Work injuries typically come in two forms: repetitive motion injuries and accidental trauma. Both can cause costly loss of time at work and put you and your employer through the hassle of documenting and resolving the incident. In this post, we will offer tips and advice for avoiding both types of injury.
Repetitive Motion Injuries 1. Ensure that your workstation ergonomics are set up properly for your unique needs. Your needs will vary based on your height, weight, arm length, etc – no two individuals’ work stations will be identical.
2. Take frequent typing breaks. Use a “stress ball” or similar hand exerciser on occasion to maintain muscle balance in your hands and wrists.
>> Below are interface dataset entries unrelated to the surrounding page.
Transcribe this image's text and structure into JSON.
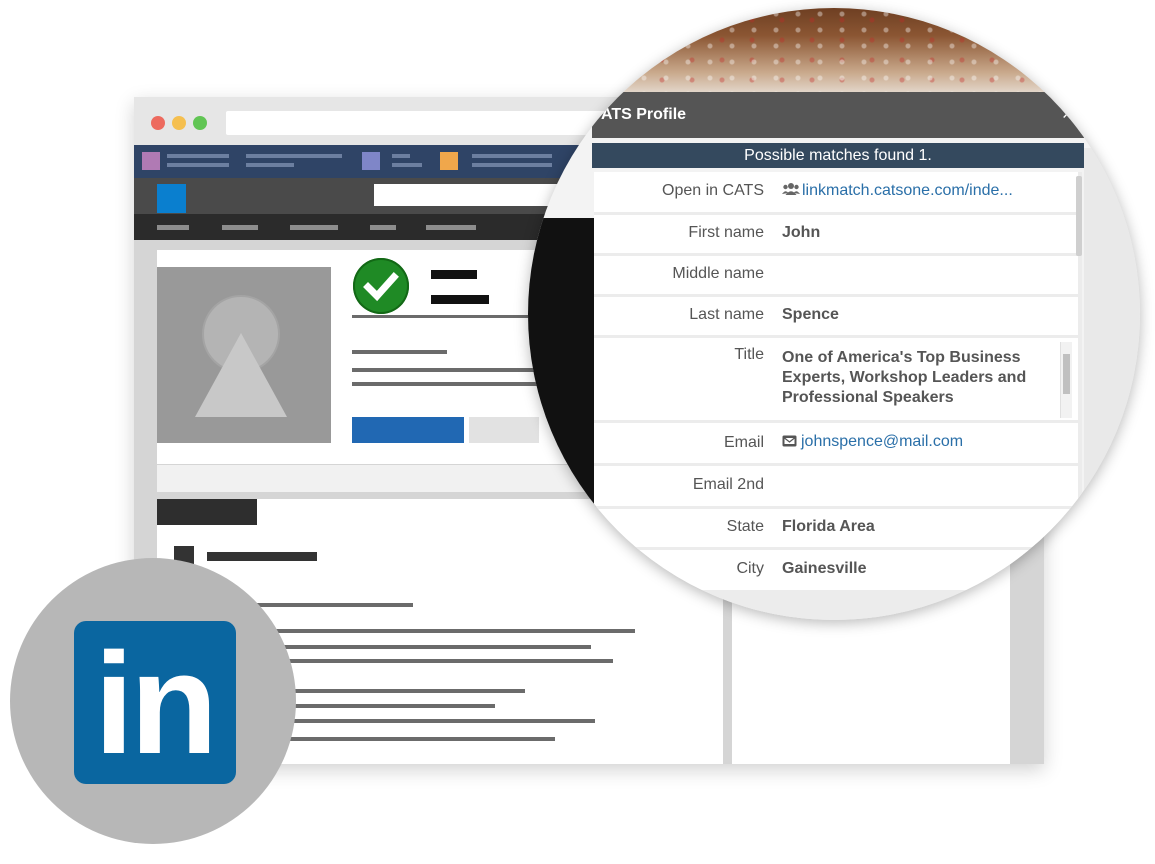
{
  "ats_panel": {
    "title": "ATS Profile",
    "close_icon": "close-icon",
    "matches_banner": "Possible matches found 1.",
    "fields": {
      "open_in_cats": {
        "label": "Open in CATS",
        "icon": "users-icon",
        "value": "linkmatch.catsone.com/inde..."
      },
      "first_name": {
        "label": "First name",
        "value": "John"
      },
      "middle_name": {
        "label": "Middle name",
        "value": ""
      },
      "last_name": {
        "label": "Last name",
        "value": "Spence"
      },
      "title": {
        "label": "Title",
        "value": "One of America's Top Business Experts, Workshop Leaders and Professional Speakers"
      },
      "email": {
        "label": "Email",
        "icon": "envelope-icon",
        "value": "johnspence@mail.com"
      },
      "email_2nd": {
        "label": "Email 2nd",
        "value": ""
      },
      "state": {
        "label": "State",
        "value": "Florida Area"
      },
      "city": {
        "label": "City",
        "value": "Gainesville"
      }
    }
  },
  "badge": {
    "text": "in",
    "icon": "linkedin-logo"
  },
  "colors": {
    "header_bg": "#555555",
    "banner_bg": "#34495e",
    "link": "#2a6fa8",
    "linkedin_blue": "#0a66a0",
    "verified_green": "#1f8a25"
  }
}
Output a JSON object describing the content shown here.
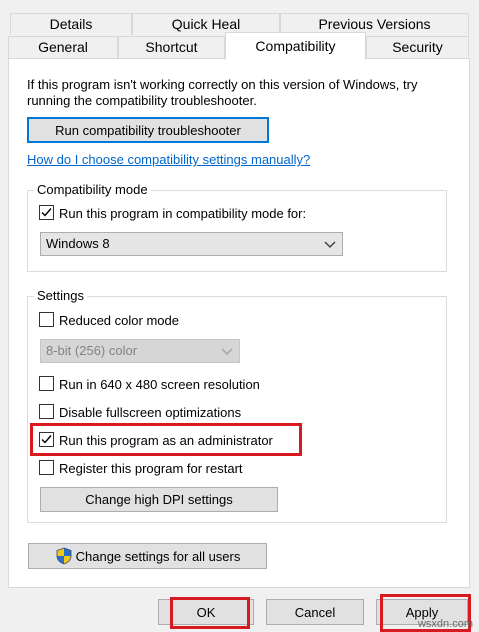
{
  "tabs_row1": [
    {
      "label": "Details"
    },
    {
      "label": "Quick Heal"
    },
    {
      "label": "Previous Versions"
    }
  ],
  "tabs_row2": [
    {
      "label": "General"
    },
    {
      "label": "Shortcut"
    },
    {
      "label": "Compatibility",
      "active": true
    },
    {
      "label": "Security"
    }
  ],
  "intro": {
    "line1": "If this program isn't working correctly on this version of Windows, try",
    "line2": "running the compatibility troubleshooter."
  },
  "troubleshooter_button": "Run compatibility troubleshooter",
  "help_link": "How do I choose compatibility settings manually?",
  "compat_mode": {
    "label": "Compatibility mode",
    "checkbox_label": "Run this program in compatibility mode for:",
    "checked": true,
    "selected_os": "Windows 8"
  },
  "settings": {
    "label": "Settings",
    "reduced_color": {
      "label": "Reduced color mode",
      "checked": false
    },
    "color_select": "8-bit (256) color",
    "res640": {
      "label": "Run in 640 x 480 screen resolution",
      "checked": false
    },
    "fullscreen": {
      "label": "Disable fullscreen optimizations",
      "checked": false
    },
    "admin": {
      "label": "Run this program as an administrator",
      "checked": true
    },
    "restart": {
      "label": "Register this program for restart",
      "checked": false
    },
    "dpi_button": "Change high DPI settings"
  },
  "all_users_button": "Change settings for all users",
  "footer": {
    "ok": "OK",
    "cancel": "Cancel",
    "apply": "Apply"
  },
  "watermark": "wsxdn.com",
  "colors": {
    "highlight": "#d8191f",
    "link": "#0066cc",
    "focus": "#0078d7"
  }
}
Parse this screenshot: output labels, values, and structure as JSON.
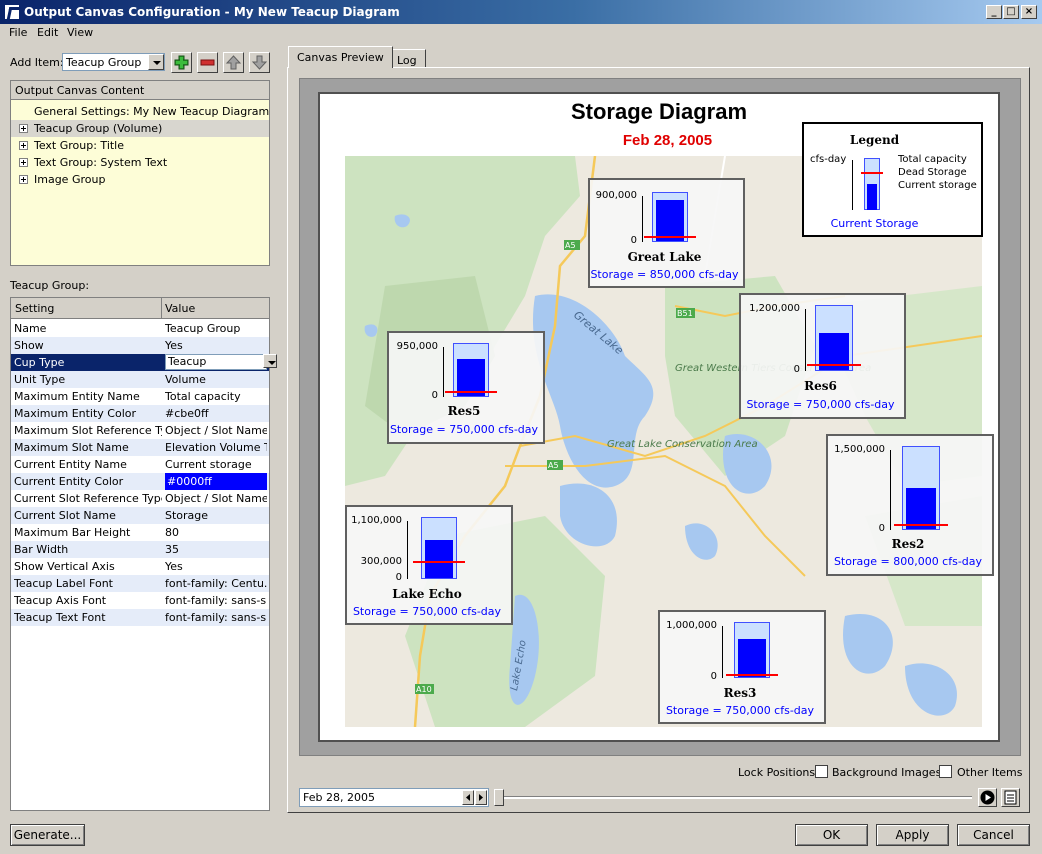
{
  "window": {
    "title": "Output Canvas Configuration - My New Teacup Diagram"
  },
  "menu": [
    "File",
    "Edit",
    "View"
  ],
  "left": {
    "add_item_label": "Add Item:",
    "add_item_value": "Teacup Group",
    "tree_header": "Output Canvas Content",
    "tree_items": [
      "General Settings: My New Teacup Diagram",
      "Teacup Group (Volume)",
      "Text Group: Title",
      "Text Group: System Text",
      "Image Group"
    ],
    "section_label": "Teacup Group:",
    "prop_headers": [
      "Setting",
      "Value"
    ],
    "props": [
      [
        "Name",
        "Teacup Group"
      ],
      [
        "Show",
        "Yes"
      ],
      [
        "Cup Type",
        "Teacup"
      ],
      [
        "Unit Type",
        "Volume"
      ],
      [
        "Maximum Entity Name",
        "Total capacity"
      ],
      [
        "Maximum Entity Color",
        "#cbe0ff"
      ],
      [
        "Maximum Slot Reference Type",
        "Object / Slot Name"
      ],
      [
        "Maximum Slot Name",
        "Elevation Volume T..."
      ],
      [
        "Current Entity Name",
        "Current storage"
      ],
      [
        "Current Entity Color",
        "#0000ff"
      ],
      [
        "Current Slot Reference Type",
        "Object / Slot Name"
      ],
      [
        "Current Slot Name",
        "Storage"
      ],
      [
        "Maximum Bar Height",
        "80"
      ],
      [
        "Bar Width",
        "35"
      ],
      [
        "Show Vertical Axis",
        "Yes"
      ],
      [
        "Teacup Label Font",
        "font-family: Centu..."
      ],
      [
        "Teacup Axis Font",
        "font-family: sans-s..."
      ],
      [
        "Teacup Text Font",
        "font-family: sans-s..."
      ]
    ],
    "generate_label": "Generate..."
  },
  "tabs": [
    "Canvas Preview",
    "Log"
  ],
  "diagram": {
    "title": "Storage Diagram",
    "date": "Feb 28, 2005",
    "legend": {
      "title": "Legend",
      "unit": "cfs-day",
      "items": [
        "Total capacity",
        "Dead Storage",
        "Current storage"
      ],
      "footer": "Current Storage"
    },
    "teacups": [
      {
        "name": "Great Lake",
        "top_tick": "900,000",
        "bottom_tick": "0",
        "storage": "Storage = 850,000 cfs-day",
        "fill": 0.93,
        "dead": 0.08
      },
      {
        "name": "Res6",
        "top_tick": "1,200,000",
        "bottom_tick": "0",
        "storage": "Storage = 750,000 cfs-day",
        "fill": 0.62,
        "dead": 0.08
      },
      {
        "name": "Res5",
        "top_tick": "950,000",
        "bottom_tick": "0",
        "storage": "Storage = 750,000 cfs-day",
        "fill": 0.78,
        "dead": 0.08
      },
      {
        "name": "Res2",
        "top_tick": "1,500,000",
        "bottom_tick": "0",
        "storage": "Storage = 800,000 cfs-day",
        "fill": 0.53,
        "dead": 0.05
      },
      {
        "name": "Lake Echo",
        "top_tick": "1,100,000",
        "mid_tick": "300,000",
        "bottom_tick": "0",
        "storage": "Storage = 750,000 cfs-day",
        "fill": 0.68,
        "dead": 0.27
      },
      {
        "name": "Res3",
        "top_tick": "1,000,000",
        "bottom_tick": "0",
        "storage": "Storage = 750,000 cfs-day",
        "fill": 0.75,
        "dead": 0.03
      }
    ],
    "map_labels": [
      "Great Lake",
      "Great Western Tiers Conservation Area",
      "Great Lake Conservation Area",
      "Lake Echo",
      "A5",
      "A5",
      "B51",
      "A10"
    ]
  },
  "bottom": {
    "lock_label": "Lock Positions:",
    "lock_bg": "Background Images",
    "lock_other": "Other Items",
    "date_value": "Feb 28, 2005"
  },
  "buttons": {
    "ok": "OK",
    "apply": "Apply",
    "cancel": "Cancel"
  },
  "colors": {
    "max_entity": "#cbe0ff",
    "current_entity": "#0000ff",
    "dead_storage": "#ff0000",
    "date": "#e00000"
  }
}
3. Practice proper posture at your work station. Sitting for long periods of time with proper posture can be tiring and requires core strength and stability. Incorporate core strengthening into your workout routine if you find you’re having difficulty maintaining proper posture at your desk. 4. Take frequent walking breaks. If you must sit for extended periods of time, choose the more physically demanding options when you do get up to walk somewhere. For example, take stairs instead of an elevator or take a quick walk down the block for your afternoon coffee instead of driving or having it delivered. You may think you’re losing productivity by leaving your desk but you may be surprised to find your productivity might actually increase when you return from a short, brisk walk.
5. Use hands-free phone options. In this age of modern technology, you should never have to crane your neck to hold a phone between your shoulder and your ear. Bluetooth or wired headphones, or even speakerphone if you have a private office, are all better options for avoiding work-induced spinal injuries.
Accidental Trauma 1. Always lift properly. Get heavy items to your “power zone” before lifting. Always bend your knees instead of your back, and avoid lifting items over your head. For awkwardly sized or extremely heavy objects, have someone assist you.
2. Wear slip-resistant shoes, and use caution when wearing high heels.
3. Always use hands-free phone options when driving.
4. Eat regular, healthy, balanced snacks and meals. Hypoglycemia (low blood sugar) can make you more accident prone by affecting your balance and your focus.
5. Always use ladders/step stools to reach items on high shelves to reduce your risk of falling. If you have poor balance, ask someone to climb up to reach the item for you or at the very least have someone with you to help make sure you don’t fall.